What the exercise asks:
Each line of the data must be set down again without a single difference.

Provided material section start

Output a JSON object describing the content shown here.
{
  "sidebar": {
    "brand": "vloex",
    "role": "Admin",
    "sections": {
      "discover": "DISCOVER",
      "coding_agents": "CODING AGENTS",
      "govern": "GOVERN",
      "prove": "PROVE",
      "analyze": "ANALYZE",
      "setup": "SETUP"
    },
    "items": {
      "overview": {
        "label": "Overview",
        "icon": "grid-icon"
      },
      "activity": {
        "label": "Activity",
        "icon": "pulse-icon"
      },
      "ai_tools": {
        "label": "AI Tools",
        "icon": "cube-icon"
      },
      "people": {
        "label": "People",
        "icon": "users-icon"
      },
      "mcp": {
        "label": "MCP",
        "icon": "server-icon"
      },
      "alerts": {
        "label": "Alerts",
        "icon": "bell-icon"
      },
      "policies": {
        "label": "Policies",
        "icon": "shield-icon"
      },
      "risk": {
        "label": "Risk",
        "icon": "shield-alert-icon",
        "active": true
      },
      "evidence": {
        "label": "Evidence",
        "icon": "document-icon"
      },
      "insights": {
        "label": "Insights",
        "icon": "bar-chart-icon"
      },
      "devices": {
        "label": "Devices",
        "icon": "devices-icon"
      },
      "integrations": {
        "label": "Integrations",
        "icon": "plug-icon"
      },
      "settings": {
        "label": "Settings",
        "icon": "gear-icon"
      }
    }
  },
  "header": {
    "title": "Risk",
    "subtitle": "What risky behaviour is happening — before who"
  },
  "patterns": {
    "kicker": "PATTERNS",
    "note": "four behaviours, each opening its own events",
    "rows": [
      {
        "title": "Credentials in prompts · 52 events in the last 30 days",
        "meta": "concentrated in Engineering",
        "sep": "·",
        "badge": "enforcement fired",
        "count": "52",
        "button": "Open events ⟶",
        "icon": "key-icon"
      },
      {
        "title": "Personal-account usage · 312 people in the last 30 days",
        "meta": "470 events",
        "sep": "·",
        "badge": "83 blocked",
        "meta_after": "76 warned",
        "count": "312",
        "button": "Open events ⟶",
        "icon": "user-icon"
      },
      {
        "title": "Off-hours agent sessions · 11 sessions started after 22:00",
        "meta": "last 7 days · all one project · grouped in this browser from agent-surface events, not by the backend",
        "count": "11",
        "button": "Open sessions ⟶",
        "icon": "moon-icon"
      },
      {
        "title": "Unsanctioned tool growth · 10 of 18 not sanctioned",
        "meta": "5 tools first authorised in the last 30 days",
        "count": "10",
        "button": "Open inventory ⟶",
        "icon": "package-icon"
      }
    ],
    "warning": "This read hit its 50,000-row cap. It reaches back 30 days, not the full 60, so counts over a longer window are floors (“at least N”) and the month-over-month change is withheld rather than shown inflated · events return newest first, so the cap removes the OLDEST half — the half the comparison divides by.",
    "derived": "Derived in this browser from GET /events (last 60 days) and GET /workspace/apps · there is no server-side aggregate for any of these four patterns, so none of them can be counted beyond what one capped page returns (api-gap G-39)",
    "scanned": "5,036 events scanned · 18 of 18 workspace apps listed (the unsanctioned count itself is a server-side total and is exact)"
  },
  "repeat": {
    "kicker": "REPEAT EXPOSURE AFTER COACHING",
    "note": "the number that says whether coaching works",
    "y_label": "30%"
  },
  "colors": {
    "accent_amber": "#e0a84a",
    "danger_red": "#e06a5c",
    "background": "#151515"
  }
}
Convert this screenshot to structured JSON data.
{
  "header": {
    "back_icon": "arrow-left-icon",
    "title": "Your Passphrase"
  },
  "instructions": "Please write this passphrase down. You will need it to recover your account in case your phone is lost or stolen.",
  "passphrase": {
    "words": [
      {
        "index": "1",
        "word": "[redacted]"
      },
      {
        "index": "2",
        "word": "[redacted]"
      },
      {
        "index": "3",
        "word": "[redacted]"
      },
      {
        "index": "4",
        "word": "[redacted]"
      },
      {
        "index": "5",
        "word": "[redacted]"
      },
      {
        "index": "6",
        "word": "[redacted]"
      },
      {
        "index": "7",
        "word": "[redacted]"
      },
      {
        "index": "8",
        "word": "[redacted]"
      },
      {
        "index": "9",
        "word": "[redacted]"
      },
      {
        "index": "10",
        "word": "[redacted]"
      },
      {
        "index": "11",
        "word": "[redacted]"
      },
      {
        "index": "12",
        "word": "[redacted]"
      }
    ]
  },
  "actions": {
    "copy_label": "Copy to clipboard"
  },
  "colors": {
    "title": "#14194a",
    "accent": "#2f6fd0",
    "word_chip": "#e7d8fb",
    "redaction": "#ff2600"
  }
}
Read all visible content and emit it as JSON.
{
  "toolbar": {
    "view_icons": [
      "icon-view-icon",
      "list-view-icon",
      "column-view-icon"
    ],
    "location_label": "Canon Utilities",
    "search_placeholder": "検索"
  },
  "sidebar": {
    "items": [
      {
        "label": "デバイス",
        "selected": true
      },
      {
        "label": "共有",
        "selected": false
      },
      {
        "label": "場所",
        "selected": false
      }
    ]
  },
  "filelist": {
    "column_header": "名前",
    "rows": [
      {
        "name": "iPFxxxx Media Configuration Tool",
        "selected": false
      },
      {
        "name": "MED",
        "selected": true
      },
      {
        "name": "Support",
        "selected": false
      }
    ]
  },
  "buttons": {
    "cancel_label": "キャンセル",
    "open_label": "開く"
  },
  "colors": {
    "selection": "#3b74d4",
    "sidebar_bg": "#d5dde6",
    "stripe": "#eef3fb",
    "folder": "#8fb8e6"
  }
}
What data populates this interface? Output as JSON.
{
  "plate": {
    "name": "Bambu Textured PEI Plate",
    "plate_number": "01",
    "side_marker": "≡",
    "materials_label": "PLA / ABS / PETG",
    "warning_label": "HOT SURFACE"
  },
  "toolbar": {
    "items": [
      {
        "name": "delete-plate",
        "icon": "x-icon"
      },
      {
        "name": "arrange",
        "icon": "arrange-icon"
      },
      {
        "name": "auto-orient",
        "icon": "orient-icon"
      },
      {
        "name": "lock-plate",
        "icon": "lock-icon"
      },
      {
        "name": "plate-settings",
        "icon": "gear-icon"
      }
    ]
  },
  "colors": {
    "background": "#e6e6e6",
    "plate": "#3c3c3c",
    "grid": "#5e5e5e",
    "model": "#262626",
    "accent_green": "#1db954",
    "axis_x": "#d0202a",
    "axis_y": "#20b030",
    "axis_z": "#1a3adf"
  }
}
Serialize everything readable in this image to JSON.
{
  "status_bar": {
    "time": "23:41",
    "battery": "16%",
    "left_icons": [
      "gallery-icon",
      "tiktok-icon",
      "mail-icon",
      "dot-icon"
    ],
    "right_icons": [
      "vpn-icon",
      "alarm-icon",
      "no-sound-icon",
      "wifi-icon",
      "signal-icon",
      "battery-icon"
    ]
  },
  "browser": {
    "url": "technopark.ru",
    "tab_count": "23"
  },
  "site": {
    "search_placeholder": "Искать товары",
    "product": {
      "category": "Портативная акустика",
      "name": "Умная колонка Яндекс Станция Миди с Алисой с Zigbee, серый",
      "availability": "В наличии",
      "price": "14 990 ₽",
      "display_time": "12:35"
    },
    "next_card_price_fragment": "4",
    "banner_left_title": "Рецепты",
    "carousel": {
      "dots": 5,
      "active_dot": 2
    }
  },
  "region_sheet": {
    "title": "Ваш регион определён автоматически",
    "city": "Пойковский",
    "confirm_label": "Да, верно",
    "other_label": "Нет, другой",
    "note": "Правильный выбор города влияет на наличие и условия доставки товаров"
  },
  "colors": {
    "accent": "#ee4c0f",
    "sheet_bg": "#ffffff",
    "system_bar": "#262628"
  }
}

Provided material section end

Response to this task:
Output a JSON object describing the content shown here.
{
  "sidebar": {
    "brand": "vloex",
    "role": "Admin",
    "sections": {
      "discover": "DISCOVER",
      "coding_agents": "CODING AGENTS",
      "govern": "GOVERN",
      "prove": "PROVE",
      "analyze": "ANALYZE",
      "setup": "SETUP"
    },
    "items": {
      "overview": {
        "label": "Overview",
        "icon": "grid-icon"
      },
      "activity": {
        "label": "Activity",
        "icon": "pulse-icon"
      },
      "ai_tools": {
        "label": "AI Tools",
        "icon": "cube-icon"
      },
      "people": {
        "label": "People",
        "icon": "users-icon"
      },
      "mcp": {
        "label": "MCP",
        "icon": "server-icon"
      },
      "alerts": {
        "label": "Alerts",
        "icon": "bell-icon"
      },
      "policies": {
        "label": "Policies",
        "icon": "shield-icon"
      },
      "risk": {
        "label": "Risk",
        "icon": "shield-alert-icon",
        "active": true
      },
      "evidence": {
        "label": "Evidence",
        "icon": "document-icon"
      },
      "insights": {
        "label": "Insights",
        "icon": "bar-chart-icon"
      },
      "devices": {
        "label": "Devices",
        "icon": "devices-icon"
      },
      "integrations": {
        "label": "Integrations",
        "icon": "plug-icon"
      },
      "settings": {
        "label": "Settings",
        "icon": "gear-icon"
      }
    }
  },
  "header": {
    "title": "Risk",
    "subtitle": "What risky behaviour is happening — before who"
  },
  "patterns": {
    "kicker": "PATTERNS",
    "note": "four behaviours, each opening its own events",
    "rows": [
      {
        "title": "Credentials in prompts · 52 events in the last 30 days",
        "meta": "concentrated in Engineering",
        "sep": "·",
        "badge": "enforcement fired",
        "count": "52",
        "button": "Open events ⟶",
        "icon": "key-icon"
      },
      {
        "title": "Personal-account usage · 312 people in the last 30 days",
        "meta": "470 events",
        "sep": "·",
        "badge": "83 blocked",
        "meta_after": "76 warned",
        "count": "312",
        "button": "Open events ⟶",
        "icon": "user-icon"
      },
      {
        "title": "Off-hours agent sessions · 11 sessions started after 22:00",
        "meta": "last 7 days · all one project · grouped in this browser from agent-surface events, not by the backend",
        "count": "11",
        "button": "Open sessions ⟶",
        "icon": "moon-icon"
      },
      {
        "title": "Unsanctioned tool growth · 10 of 18 not sanctioned",
        "meta": "5 tools first authorised in the last 30 days",
        "count": "10",
        "button": "Open inventory ⟶",
        "icon": "package-icon"
      }
    ],
    "warning": "This read hit its 50,000-row cap. It reaches back 30 days, not the full 60, so counts over a longer window are floors (“at least N”) and the month-over-month change is withheld rather than shown inflated · events return newest first, so the cap removes the OLDEST half — the half the comparison divides by.",
    "derived": "Derived in this browser from GET /events (last 60 days) and GET /workspace/apps · there is no server-side aggregate for any of these four patterns, so none of them can be counted beyond what one capped page returns (api-gap G-39)",
    "scanned": "5,036 events scanned · 18 of 18 workspace apps listed (the unsanctioned count itself is a server-side total and is exact)"
  },
  "repeat": {
    "kicker": "REPEAT EXPOSURE AFTER COACHING",
    "note": "the number that says whether coaching works",
    "y_label": "30%"
  },
  "colors": {
    "accent_amber": "#e0a84a",
    "danger_red": "#e06a5c",
    "background": "#151515"
  }
}
Convert this screenshot to structured JSON data.
{
  "header": {
    "back_icon": "arrow-left-icon",
    "title": "Your Passphrase"
  },
  "instructions": "Please write this passphrase down. You will need it to recover your account in case your phone is lost or stolen.",
  "passphrase": {
    "words": [
      {
        "index": "1",
        "word": "[redacted]"
      },
      {
        "index": "2",
        "word": "[redacted]"
      },
      {
        "index": "3",
        "word": "[redacted]"
      },
      {
        "index": "4",
        "word": "[redacted]"
      },
      {
        "index": "5",
        "word": "[redacted]"
      },
      {
        "index": "6",
        "word": "[redacted]"
      },
      {
        "index": "7",
        "word": "[redacted]"
      },
      {
        "index": "8",
        "word": "[redacted]"
      },
      {
        "index": "9",
        "word": "[redacted]"
      },
      {
        "index": "10",
        "word": "[redacted]"
      },
      {
        "index": "11",
        "word": "[redacted]"
      },
      {
        "index": "12",
        "word": "[redacted]"
      }
    ]
  },
  "actions": {
    "copy_label": "Copy to clipboard"
  },
  "colors": {
    "title": "#14194a",
    "accent": "#2f6fd0",
    "word_chip": "#e7d8fb",
    "redaction": "#ff2600"
  }
}
Read all visible content and emit it as JSON.
{
  "toolbar": {
    "view_icons": [
      "icon-view-icon",
      "list-view-icon",
      "column-view-icon"
    ],
    "location_label": "Canon Utilities",
    "search_placeholder": "検索"
  },
  "sidebar": {
    "items": [
      {
        "label": "デバイス",
        "selected": true
      },
      {
        "label": "共有",
        "selected": false
      },
      {
        "label": "場所",
        "selected": false
      }
    ]
  },
  "filelist": {
    "column_header": "名前",
    "rows": [
      {
        "name": "iPFxxxx Media Configuration Tool",
        "selected": false
      },
      {
        "name": "MED",
        "selected": true
      },
      {
        "name": "Support",
        "selected": false
      }
    ]
  },
  "buttons": {
    "cancel_label": "キャンセル",
    "open_label": "開く"
  },
  "colors": {
    "selection": "#3b74d4",
    "sidebar_bg": "#d5dde6",
    "stripe": "#eef3fb",
    "folder": "#8fb8e6"
  }
}
What data populates this interface? Output as JSON.
{
  "plate": {
    "name": "Bambu Textured PEI Plate",
    "plate_number": "01",
    "side_marker": "≡",
    "materials_label": "PLA / ABS / PETG",
    "warning_label": "HOT SURFACE"
  },
  "toolbar": {
    "items": [
      {
        "name": "delete-plate",
        "icon": "x-icon"
      },
      {
        "name": "arrange",
        "icon": "arrange-icon"
      },
      {
        "name": "auto-orient",
        "icon": "orient-icon"
      },
      {
        "name": "lock-plate",
        "icon": "lock-icon"
      },
      {
        "name": "plate-settings",
        "icon": "gear-icon"
      }
    ]
  },
  "colors": {
    "background": "#e6e6e6",
    "plate": "#3c3c3c",
    "grid": "#5e5e5e",
    "model": "#262626",
    "accent_green": "#1db954",
    "axis_x": "#d0202a",
    "axis_y": "#20b030",
    "axis_z": "#1a3adf"
  }
}
Serialize everything readable in this image to JSON.
{
  "status_bar": {
    "time": "23:41",
    "battery": "16%",
    "left_icons": [
      "gallery-icon",
      "tiktok-icon",
      "mail-icon",
      "dot-icon"
    ],
    "right_icons": [
      "vpn-icon",
      "alarm-icon",
      "no-sound-icon",
      "wifi-icon",
      "signal-icon",
      "battery-icon"
    ]
  },
  "browser": {
    "url": "technopark.ru",
    "tab_count": "23"
  },
  "site": {
    "search_placeholder": "Искать товары",
    "product": {
      "category": "Портативная акустика",
      "name": "Умная колонка Яндекс Станция Миди с Алисой с Zigbee, серый",
      "availability": "В наличии",
      "price": "14 990 ₽",
      "display_time": "12:35"
    },
    "next_card_price_fragment": "4",
    "banner_left_title": "Рецепты",
    "carousel": {
      "dots": 5,
      "active_dot": 2
    }
  },
  "region_sheet": {
    "title": "Ваш регион определён автоматически",
    "city": "Пойковский",
    "confirm_label": "Да, верно",
    "other_label": "Нет, другой",
    "note": "Правильный выбор города влияет на наличие и условия доставки товаров"
  },
  "colors": {
    "accent": "#ee4c0f",
    "sheet_bg": "#ffffff",
    "system_bar": "#262628"
  }
}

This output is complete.